• Govt Spending Shrouded In Secrecy As Debt Burden Grows • Experts Alert To Distress, Impending Sovereign Default • Over N15t Fresh Loans Considered For 2022-2024 • Nigeria Poor, Must Keep Borrowing To Fund Programmes – Senate President • We Need To Align Cost Of Governance With Economic Realities – Economists
Barely 16 months to the end of President Muhammadu Buhari’s second and final term in office, the window of opportunity to deliver the promised strong economy and the secured nation is becoming narrow.
Indices such as dwindling earnings, mounting debts, unaffordable debt servicing, deepening macro instability, rising insecurity, and waning public goodwill appear to be working against the President’s desire to finish strong.
And as he inches closer to retirement from public life after about five decades of service, part of which he had spent as military head of state and minister of petroleum before being democratically elected, Nigeria’s huge debt profile could be the most resounding talking point in the assessment of post-Buhari era.
The Minister of Finance, Budget and National Planning, Zainab Ahmed, had also disclosed at a forum by the African Development Bank (AfDB) that what had been reported as national debt did not capture some obligations of some states

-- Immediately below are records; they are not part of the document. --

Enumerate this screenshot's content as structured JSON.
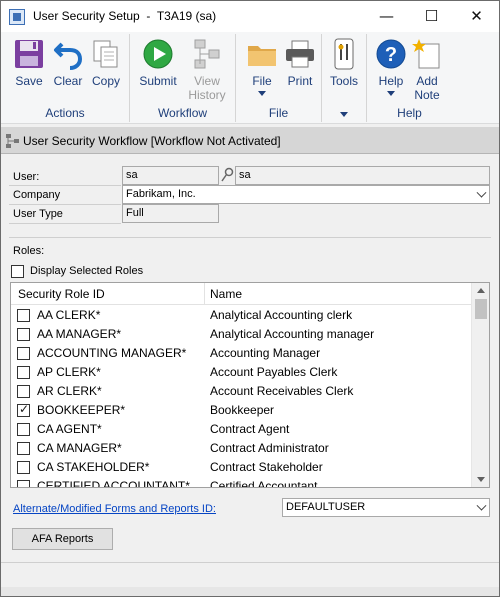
{
  "window": {
    "title": "User Security Setup  -  T3A19 (sa)",
    "minimize_glyph": "—",
    "maximize_glyph": "☐",
    "close_glyph": "✕"
  },
  "ribbon": {
    "groups": {
      "actions": "Actions",
      "workflow": "Workflow",
      "file": "File",
      "tools_group": "",
      "help": "Help"
    },
    "buttons": {
      "save": "Save",
      "clear": "Clear",
      "copy": "Copy",
      "submit": "Submit",
      "view_history_1": "View",
      "view_history_2": "History",
      "file": "File",
      "print": "Print",
      "tools": "Tools",
      "help": "Help",
      "add_note_1": "Add",
      "add_note_2": "Note"
    },
    "icons": {
      "save": "floppy-disk-icon",
      "clear": "undo-arrow-icon",
      "copy": "copy-documents-icon",
      "submit": "play-submit-icon",
      "view_history": "workflow-history-icon",
      "file": "folder-icon",
      "print": "printer-icon",
      "tools": "tools-icon",
      "help": "help-question-icon",
      "add_note": "note-star-icon"
    }
  },
  "workflow_bar": {
    "text": "User Security Workflow [Workflow Not Activated]"
  },
  "form": {
    "user_label": "User:",
    "user_id": "sa",
    "user_name": "sa",
    "company_label": "Company",
    "company_value": "Fabrikam, Inc.",
    "user_type_label": "User Type",
    "user_type_value": "Full",
    "roles_label": "Roles:",
    "display_selected_label": "Display Selected Roles",
    "display_selected_checked": false
  },
  "roles_table": {
    "columns": [
      "Security Role ID",
      "Name"
    ],
    "rows": [
      {
        "id": "AA CLERK*",
        "name": "Analytical Accounting clerk",
        "checked": false
      },
      {
        "id": "AA MANAGER*",
        "name": "Analytical Accounting manager",
        "checked": false
      },
      {
        "id": "ACCOUNTING MANAGER*",
        "name": "Accounting Manager",
        "checked": false
      },
      {
        "id": "AP CLERK*",
        "name": "Account Payables Clerk",
        "checked": false
      },
      {
        "id": "AR CLERK*",
        "name": "Account Receivables Clerk",
        "checked": false
      },
      {
        "id": "BOOKKEEPER*",
        "name": "Bookkeeper",
        "checked": true
      },
      {
        "id": "CA AGENT*",
        "name": "Contract Agent",
        "checked": false
      },
      {
        "id": "CA MANAGER*",
        "name": "Contract Administrator",
        "checked": false
      },
      {
        "id": "CA STAKEHOLDER*",
        "name": "Contract Stakeholder",
        "checked": false
      },
      {
        "id": "CERTIFIED ACCOUNTANT*",
        "name": "Certified Accountant",
        "checked": false
      }
    ]
  },
  "footer": {
    "afa_link": "Alternate/Modified Forms and Reports ID:",
    "afa_value": "DEFAULTUSER",
    "afa_button": "AFA Reports"
  }
}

To be sure, from , when the President inherited what his cabinet members have described as “a dying economy,” till date, Nigeria’s public debt stock has increased by over threefold. Precisely, the country has added N trillion to its initial debt in less than seven years.
As of the first quarter of 2015, the country’s public debt stood at N trillion, a figure that has ballooned to N38 trillion as of last September, recording a growth of 208 per cent.
Still, the official statistics under-reports the actual amount owed. Last year, the Fitch Ratings, a global research institution, raised the alarm that the government’s reliance on ways and means facility (WMF), facilities sourced from the Central Bank of Nigeria (CBN) to fund budget shortfalls, to finance its deficit was a major cause of the country’s rising inflation.
The Debt Management Office (DMO) did admit the existing WMF was a challenge and disclosed a plan to convert it to a 30-year debt instrument. As at early 2021, the amount, which is not captured by the national debt reporting, was estimated at N10 trillion. At a media function later last year, the DMD Director-General, Patience Oniha, could not give the updated figure but confirmed that, “it was estimated at N10 trillion earlier in the year.”
Since about a year ago when DMO said it would convert the opaque WMF to a long-term instrument payday loans in Minnesota, no update on the intention or the status of the debt has been given again. The absence of full disclosure of the WMF outstanding is but one of the many pieces of information about the country’s debts shrouded in secrecy.
The World Bank had warned that poor transparency was a challenge in the discussion of debt sustainability of developing countries, including Nigeria
AfDB President and former Nigeria’s Minister of Agriculture, Akinwumi Adesina, and the Director-General of the World Trade Oragnisation, Ngozi Okonjo-Iweala, had also warned at the same forum where Ahmed spoke, that Nigeria could be heading toward debt distress again.
In deviance from the warnings, the Finance Minister, President of the Senate, Ahmad Lawan, and many other public officials said Nigeria has no feasible alternative debt funding. The Senate President said Nigeria, being a poor country, had no option than to borrow to fund its programmes – a statement that foreclosed any hope of restraint in what has become a culture in the management of the national economy.